The polder village of Doel, situated in the shadow of a nuclear reactor near the port of Antwerp, has been a pawn in the power games of successive politicians since the 1960s. At first, there were plans for it to be demolished to make way for the port expansion, but then there was talk of preservation. In 1998, the decision was made that it should disappear for good. Yet it is still standing today. Or at least what’s left of it. The continuing uncertainty has prompted many residents to move away, turning Doel into a ghost town.
Probably the book of the yearForbidden Planet
Jeroen Janssen became fascinated by those who stayed behind and by their stories, visiting Doel many times to draw their histories and that of the village. In this thick tome, which is like a sketchbook, he also expresses his own frustration at this official indecision. ‘Doel’ is an impressive account of a personal journey of discovery in a village whose fate has long been uncertain.

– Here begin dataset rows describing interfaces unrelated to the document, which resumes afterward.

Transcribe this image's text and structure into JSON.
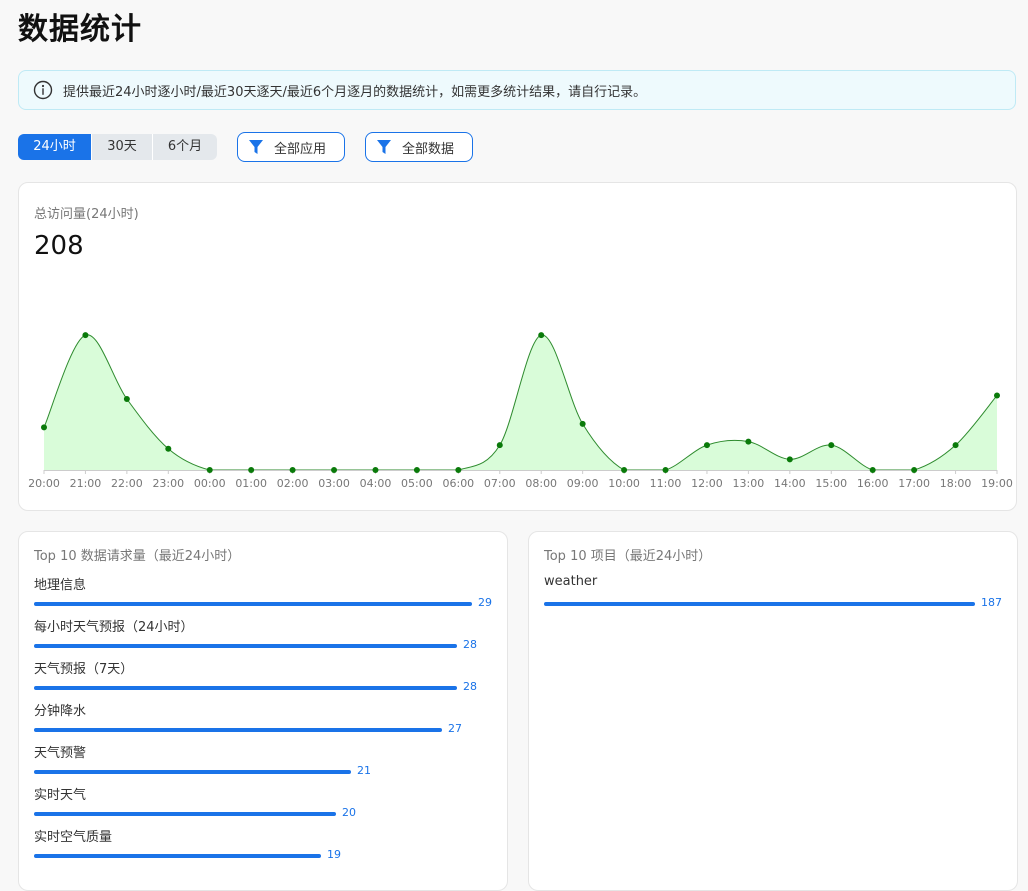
{
  "page": {
    "title": "数据统计"
  },
  "notice": {
    "text": "提供最近24小时逐小时/最近30天逐天/最近6个月逐月的数据统计，如需更多统计结果，请自行记录。",
    "icon": "info-icon"
  },
  "tabs": [
    {
      "label": "24小时",
      "active": true
    },
    {
      "label": "30天",
      "active": false
    },
    {
      "label": "6个月",
      "active": false
    }
  ],
  "filters": {
    "app_label": "全部应用",
    "data_label": "全部数据",
    "icon": "filter-icon"
  },
  "colors": {
    "accent": "#1a73e8",
    "chart_fill": "#d9fcd9",
    "chart_line": "#2e8b2e",
    "chart_point": "#0a7a0a"
  },
  "overview": {
    "title": "总访问量(24小时)",
    "total": "208"
  },
  "chart_data": {
    "type": "area",
    "title": "总访问量(24小时)",
    "x": [
      "20:00",
      "21:00",
      "22:00",
      "23:00",
      "00:00",
      "01:00",
      "02:00",
      "03:00",
      "04:00",
      "05:00",
      "06:00",
      "07:00",
      "08:00",
      "09:00",
      "10:00",
      "11:00",
      "12:00",
      "13:00",
      "14:00",
      "15:00",
      "16:00",
      "17:00",
      "18:00",
      "19:00"
    ],
    "values": [
      12,
      38,
      20,
      6,
      0,
      0,
      0,
      0,
      0,
      0,
      0,
      7,
      38,
      13,
      0,
      0,
      7,
      8,
      3,
      7,
      0,
      0,
      7,
      21
    ],
    "ylim": [
      0,
      40
    ],
    "grid": false,
    "legend": "none"
  },
  "top_requests": {
    "title": "Top 10 数据请求量（最近24小时）",
    "max": 29,
    "items": [
      {
        "label": "地理信息",
        "value": 29
      },
      {
        "label": "每小时天气预报（24小时）",
        "value": 28
      },
      {
        "label": "天气预报（7天）",
        "value": 28
      },
      {
        "label": "分钟降水",
        "value": 27
      },
      {
        "label": "天气预警",
        "value": 21
      },
      {
        "label": "实时天气",
        "value": 20
      },
      {
        "label": "实时空气质量",
        "value": 19
      }
    ]
  },
  "top_projects": {
    "title": "Top 10 项目（最近24小时）",
    "max": 187,
    "items": [
      {
        "label": "weather",
        "value": 187
      }
    ]
  }
}
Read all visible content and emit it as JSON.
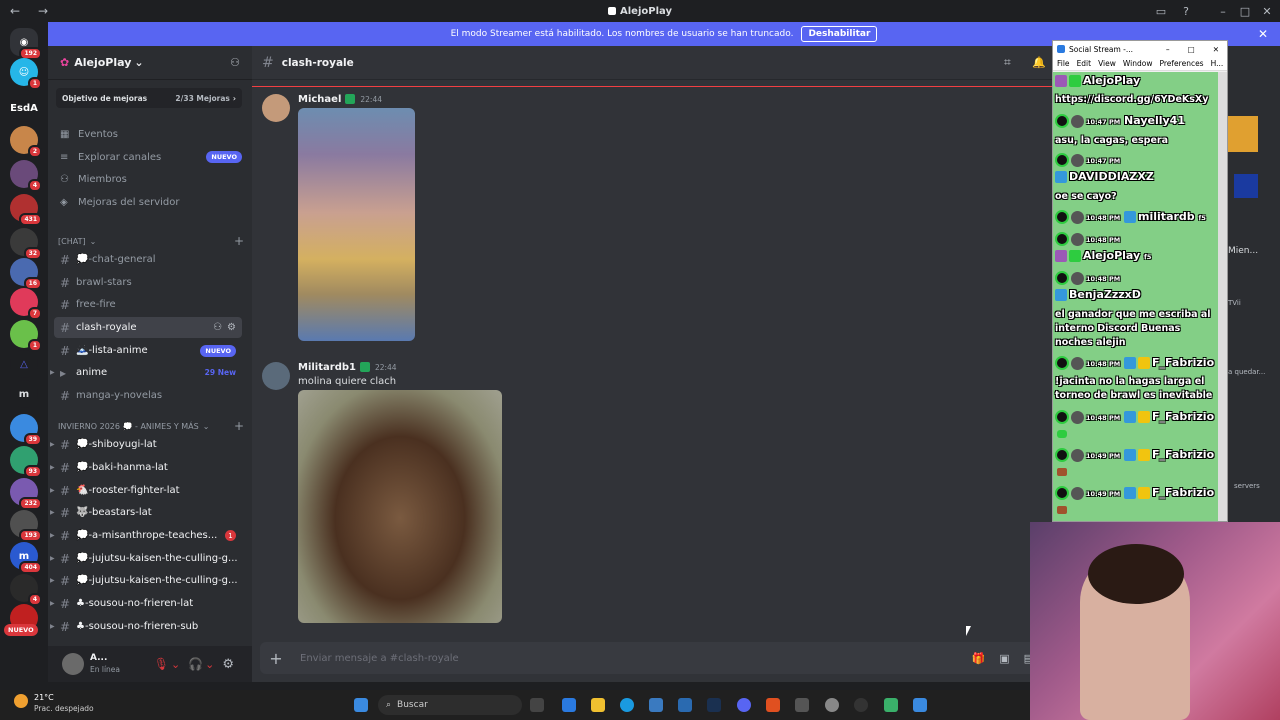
{
  "window": {
    "title": "AlejoPlay"
  },
  "banner": {
    "text": "El modo Streamer está habilitado. Los nombres de usuario se han truncado.",
    "button": "Deshabilitar"
  },
  "rail": {
    "badges": [
      "192",
      "1",
      "2",
      "4",
      "431",
      "32",
      "16",
      "7",
      "1",
      "39",
      "93",
      "232",
      "193",
      "404",
      "4"
    ],
    "esda": "EsdA",
    "m": "m",
    "nuevo": "NUEVO"
  },
  "guild": {
    "name": "AlejoPlay"
  },
  "boost": {
    "label": "Objetivo de mejoras",
    "count": "2/33 Mejoras"
  },
  "nav": [
    {
      "label": "Eventos"
    },
    {
      "label": "Explorar canales",
      "badge": "NUEVO"
    },
    {
      "label": "Miembros"
    },
    {
      "label": "Mejoras del servidor"
    }
  ],
  "categories": {
    "chat": "[CHAT]",
    "winter": "INVIERNO 2026 💭 - ANIMES Y MÁS"
  },
  "channels": [
    {
      "name": "💭-chat-general"
    },
    {
      "name": "brawl-stars"
    },
    {
      "name": "free-fire"
    },
    {
      "name": "clash-royale"
    },
    {
      "name": "🗻-lista-anime",
      "tag": "NUEVO"
    },
    {
      "name": "anime",
      "tag": "29 New"
    },
    {
      "name": "manga-y-novelas"
    },
    {
      "name": "💭-shiboyugi-lat"
    },
    {
      "name": "💭-baki-hanma-lat"
    },
    {
      "name": "🐔-rooster-fighter-lat"
    },
    {
      "name": "🐺-beastars-lat"
    },
    {
      "name": "💭-a-misanthrope-teaches...",
      "mention": "1"
    },
    {
      "name": "💭-jujutsu-kaisen-the-culling-g..."
    },
    {
      "name": "💭-jujutsu-kaisen-the-culling-g..."
    },
    {
      "name": "♣-sousou-no-frieren-lat"
    },
    {
      "name": "♣-sousou-no-frieren-sub"
    }
  ],
  "user": {
    "name": "A...",
    "status": "En línea"
  },
  "chat": {
    "channel": "clash-royale",
    "messages": [
      {
        "author": "Michael",
        "time": "22:44"
      },
      {
        "author": "Militardb1",
        "time": "22:44",
        "text": "molina quiere clach"
      }
    ],
    "composer_placeholder": "Enviar mensaje a #clash-royale"
  },
  "members_peek": {
    "a": "Mien...",
    "b": "TVii",
    "c": "a quedar...",
    "d": "servers"
  },
  "social": {
    "title": "Social Stream -...",
    "menu": [
      "File",
      "Edit",
      "View",
      "Window",
      "Preferences",
      "H..."
    ],
    "feed": [
      {
        "name": "AlejoPlay"
      },
      {
        "text": "https://discord.gg/6YDeKsXy"
      },
      {
        "time": "10:47 PM",
        "name": "Nayelly41"
      },
      {
        "text": "asu, la cagas, espera"
      },
      {
        "time": "10:47 PM"
      },
      {
        "name": "DAVIDDIAZXZ"
      },
      {
        "text": "oe se cayo?"
      },
      {
        "time": "10:48 PM",
        "name": "militardb",
        "badge": "f5"
      },
      {
        "time": "10:48 PM"
      },
      {
        "name": "AlejoPlay",
        "badge": "f5"
      },
      {
        "time": "10:48 PM"
      },
      {
        "name": "BenjaZzzxD"
      },
      {
        "text": "el ganador que me escriba al interno Discord Buenas noches alejin"
      },
      {
        "time": "10:48 PM",
        "name": "F_Fabrizio"
      },
      {
        "text": "!jacinta no la hagas larga el torneo de brawl es inevitable"
      },
      {
        "time": "10:48 PM",
        "name": "F_Fabrizio"
      },
      {
        "time": "10:49 PM",
        "name": "F_Fabrizio"
      },
      {
        "time": "10:49 PM",
        "name": "F_Fabrizio"
      }
    ]
  },
  "taskbar": {
    "temp": "21°C",
    "weather": "Prac. despejado",
    "search": "Buscar"
  }
}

Five years after ‘Doel’ Jeroen Janssen returns to the village in ‘There Are Still People There’. In his unique voice, he documents the changes that the village and especially its past and present residents have undergone. Janssen’s highly personal perspective results in stories that, beyond political and social debates, mainly focus on the human dimension.